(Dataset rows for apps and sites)
#####

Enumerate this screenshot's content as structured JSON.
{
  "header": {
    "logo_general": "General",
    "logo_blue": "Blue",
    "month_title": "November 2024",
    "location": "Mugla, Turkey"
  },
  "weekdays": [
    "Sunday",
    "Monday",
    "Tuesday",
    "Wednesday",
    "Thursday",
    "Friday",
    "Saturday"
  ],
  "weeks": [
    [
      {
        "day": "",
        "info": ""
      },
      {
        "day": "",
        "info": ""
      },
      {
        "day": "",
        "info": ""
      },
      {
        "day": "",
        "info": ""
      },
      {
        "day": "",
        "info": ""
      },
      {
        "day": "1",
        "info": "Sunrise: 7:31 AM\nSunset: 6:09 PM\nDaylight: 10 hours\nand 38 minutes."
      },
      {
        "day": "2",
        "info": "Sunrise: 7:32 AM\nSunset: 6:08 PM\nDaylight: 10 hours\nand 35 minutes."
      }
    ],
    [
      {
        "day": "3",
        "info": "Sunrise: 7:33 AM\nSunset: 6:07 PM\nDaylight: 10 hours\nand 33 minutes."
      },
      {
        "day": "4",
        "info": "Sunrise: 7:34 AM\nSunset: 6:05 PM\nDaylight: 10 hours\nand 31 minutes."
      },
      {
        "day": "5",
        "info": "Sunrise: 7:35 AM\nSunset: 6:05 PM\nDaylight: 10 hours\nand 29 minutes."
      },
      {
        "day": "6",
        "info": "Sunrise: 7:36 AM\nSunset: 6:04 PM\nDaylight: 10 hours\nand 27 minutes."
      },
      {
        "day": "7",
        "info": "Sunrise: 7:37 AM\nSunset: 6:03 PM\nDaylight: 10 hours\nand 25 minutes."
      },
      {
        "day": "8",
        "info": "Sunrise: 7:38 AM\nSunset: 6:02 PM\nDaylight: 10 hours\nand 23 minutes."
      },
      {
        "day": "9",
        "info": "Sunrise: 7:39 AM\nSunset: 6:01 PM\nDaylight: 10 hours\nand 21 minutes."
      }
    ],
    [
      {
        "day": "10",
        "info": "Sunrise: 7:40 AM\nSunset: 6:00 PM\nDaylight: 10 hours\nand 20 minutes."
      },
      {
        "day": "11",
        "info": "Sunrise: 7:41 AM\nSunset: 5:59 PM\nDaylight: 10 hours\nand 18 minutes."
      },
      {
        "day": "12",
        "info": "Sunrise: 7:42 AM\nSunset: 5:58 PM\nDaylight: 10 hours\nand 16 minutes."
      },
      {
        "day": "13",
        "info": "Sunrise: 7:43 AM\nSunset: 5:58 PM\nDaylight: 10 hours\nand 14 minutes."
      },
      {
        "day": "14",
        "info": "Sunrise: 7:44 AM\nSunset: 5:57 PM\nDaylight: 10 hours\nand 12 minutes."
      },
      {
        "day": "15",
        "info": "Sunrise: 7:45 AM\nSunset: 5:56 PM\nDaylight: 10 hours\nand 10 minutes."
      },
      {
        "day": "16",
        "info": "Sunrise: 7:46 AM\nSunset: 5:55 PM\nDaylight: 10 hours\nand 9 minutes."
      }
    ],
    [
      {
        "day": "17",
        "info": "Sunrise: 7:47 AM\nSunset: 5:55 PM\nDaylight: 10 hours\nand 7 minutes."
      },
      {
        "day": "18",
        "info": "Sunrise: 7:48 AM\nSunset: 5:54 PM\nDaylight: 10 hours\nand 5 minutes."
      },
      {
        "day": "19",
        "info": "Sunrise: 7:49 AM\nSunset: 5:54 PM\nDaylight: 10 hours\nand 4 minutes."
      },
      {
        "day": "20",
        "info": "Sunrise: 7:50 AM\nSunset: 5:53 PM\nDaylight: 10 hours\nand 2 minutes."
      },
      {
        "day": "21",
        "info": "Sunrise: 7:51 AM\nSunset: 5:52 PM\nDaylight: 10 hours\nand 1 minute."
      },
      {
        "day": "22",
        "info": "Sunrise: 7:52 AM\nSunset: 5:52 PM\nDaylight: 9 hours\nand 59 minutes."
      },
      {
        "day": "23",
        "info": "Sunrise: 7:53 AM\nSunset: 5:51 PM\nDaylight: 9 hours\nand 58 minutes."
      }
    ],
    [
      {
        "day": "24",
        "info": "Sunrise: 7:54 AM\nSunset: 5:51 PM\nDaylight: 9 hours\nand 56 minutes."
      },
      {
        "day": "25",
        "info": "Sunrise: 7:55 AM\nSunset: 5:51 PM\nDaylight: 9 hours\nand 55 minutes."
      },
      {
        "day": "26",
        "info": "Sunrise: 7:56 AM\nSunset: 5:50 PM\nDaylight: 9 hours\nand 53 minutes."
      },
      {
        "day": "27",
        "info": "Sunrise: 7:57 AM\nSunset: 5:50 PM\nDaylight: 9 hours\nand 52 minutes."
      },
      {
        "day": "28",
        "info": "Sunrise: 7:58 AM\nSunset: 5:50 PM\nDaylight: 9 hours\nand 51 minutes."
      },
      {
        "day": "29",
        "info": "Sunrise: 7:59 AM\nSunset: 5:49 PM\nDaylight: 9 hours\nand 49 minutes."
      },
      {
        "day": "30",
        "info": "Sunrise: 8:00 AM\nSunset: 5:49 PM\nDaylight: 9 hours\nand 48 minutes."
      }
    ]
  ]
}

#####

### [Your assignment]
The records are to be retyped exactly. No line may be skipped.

### [Result for this task]
Enumerate this screenshot's content as structured JSON.
{
  "header": {
    "logo_general": "General",
    "logo_blue": "Blue",
    "month_title": "November 2024",
    "location": "Mugla, Turkey"
  },
  "weekdays": [
    "Sunday",
    "Monday",
    "Tuesday",
    "Wednesday",
    "Thursday",
    "Friday",
    "Saturday"
  ],
  "weeks": [
    [
      {
        "day": "",
        "info": ""
      },
      {
        "day": "",
        "info": ""
      },
      {
        "day": "",
        "info": ""
      },
      {
        "day": "",
        "info": ""
      },
      {
        "day": "",
        "info": ""
      },
      {
        "day": "1",
        "info": "Sunrise: 7:31 AM\nSunset: 6:09 PM\nDaylight: 10 hours\nand 38 minutes."
      },
      {
        "day": "2",
        "info": "Sunrise: 7:32 AM\nSunset: 6:08 PM\nDaylight: 10 hours\nand 35 minutes."
      }
    ],
    [
      {
        "day": "3",
        "info": "Sunrise: 7:33 AM\nSunset: 6:07 PM\nDaylight: 10 hours\nand 33 minutes."
      },
      {
        "day": "4",
        "info": "Sunrise: 7:34 AM\nSunset: 6:05 PM\nDaylight: 10 hours\nand 31 minutes."
      },
      {
        "day": "5",
        "info": "Sunrise: 7:35 AM\nSunset: 6:05 PM\nDaylight: 10 hours\nand 29 minutes."
      },
      {
        "day": "6",
        "info": "Sunrise: 7:36 AM\nSunset: 6:04 PM\nDaylight: 10 hours\nand 27 minutes."
      },
      {
        "day": "7",
        "info": "Sunrise: 7:37 AM\nSunset: 6:03 PM\nDaylight: 10 hours\nand 25 minutes."
      },
      {
        "day": "8",
        "info": "Sunrise: 7:38 AM\nSunset: 6:02 PM\nDaylight: 10 hours\nand 23 minutes."
      },
      {
        "day": "9",
        "info": "Sunrise: 7:39 AM\nSunset: 6:01 PM\nDaylight: 10 hours\nand 21 minutes."
      }
    ],
    [
      {
        "day": "10",
        "info": "Sunrise: 7:40 AM\nSunset: 6:00 PM\nDaylight: 10 hours\nand 20 minutes."
      },
      {
        "day": "11",
        "info": "Sunrise: 7:41 AM\nSunset: 5:59 PM\nDaylight: 10 hours\nand 18 minutes."
      },
      {
        "day": "12",
        "info": "Sunrise: 7:42 AM\nSunset: 5:58 PM\nDaylight: 10 hours\nand 16 minutes."
      },
      {
        "day": "13",
        "info": "Sunrise: 7:43 AM\nSunset: 5:58 PM\nDaylight: 10 hours\nand 14 minutes."
      },
      {
        "day": "14",
        "info": "Sunrise: 7:44 AM\nSunset: 5:57 PM\nDaylight: 10 hours\nand 12 minutes."
      },
      {
        "day": "15",
        "info": "Sunrise: 7:45 AM\nSunset: 5:56 PM\nDaylight: 10 hours\nand 10 minutes."
      },
      {
        "day": "16",
        "info": "Sunrise: 7:46 AM\nSunset: 5:55 PM\nDaylight: 10 hours\nand 9 minutes."
      }
    ],
    [
      {
        "day": "17",
        "info": "Sunrise: 7:47 AM\nSunset: 5:55 PM\nDaylight: 10 hours\nand 7 minutes."
      },
      {
        "day": "18",
        "info": "Sunrise: 7:48 AM\nSunset: 5:54 PM\nDaylight: 10 hours\nand 5 minutes."
      },
      {
        "day": "19",
        "info": "Sunrise: 7:49 AM\nSunset: 5:54 PM\nDaylight: 10 hours\nand 4 minutes."
      },
      {
        "day": "20",
        "info": "Sunrise: 7:50 AM\nSunset: 5:53 PM\nDaylight: 10 hours\nand 2 minutes."
      },
      {
        "day": "21",
        "info": "Sunrise: 7:51 AM\nSunset: 5:52 PM\nDaylight: 10 hours\nand 1 minute."
      },
      {
        "day": "22",
        "info": "Sunrise: 7:52 AM\nSunset: 5:52 PM\nDaylight: 9 hours\nand 59 minutes."
      },
      {
        "day": "23",
        "info": "Sunrise: 7:53 AM\nSunset: 5:51 PM\nDaylight: 9 hours\nand 58 minutes."
      }
    ],
    [
      {
        "day": "24",
        "info": "Sunrise: 7:54 AM\nSunset: 5:51 PM\nDaylight: 9 hours\nand 56 minutes."
      },
      {
        "day": "25",
        "info": "Sunrise: 7:55 AM\nSunset: 5:51 PM\nDaylight: 9 hours\nand 55 minutes."
      },
      {
        "day": "26",
        "info": "Sunrise: 7:56 AM\nSunset: 5:50 PM\nDaylight: 9 hours\nand 53 minutes."
      },
      {
        "day": "27",
        "info": "Sunrise: 7:57 AM\nSunset: 5:50 PM\nDaylight: 9 hours\nand 52 minutes."
      },
      {
        "day": "28",
        "info": "Sunrise: 7:58 AM\nSunset: 5:50 PM\nDaylight: 9 hours\nand 51 minutes."
      },
      {
        "day": "29",
        "info": "Sunrise: 7:59 AM\nSunset: 5:49 PM\nDaylight: 9 hours\nand 49 minutes."
      },
      {
        "day": "30",
        "info": "Sunrise: 8:00 AM\nSunset: 5:49 PM\nDaylight: 9 hours\nand 48 minutes."
      }
    ]
  ]
}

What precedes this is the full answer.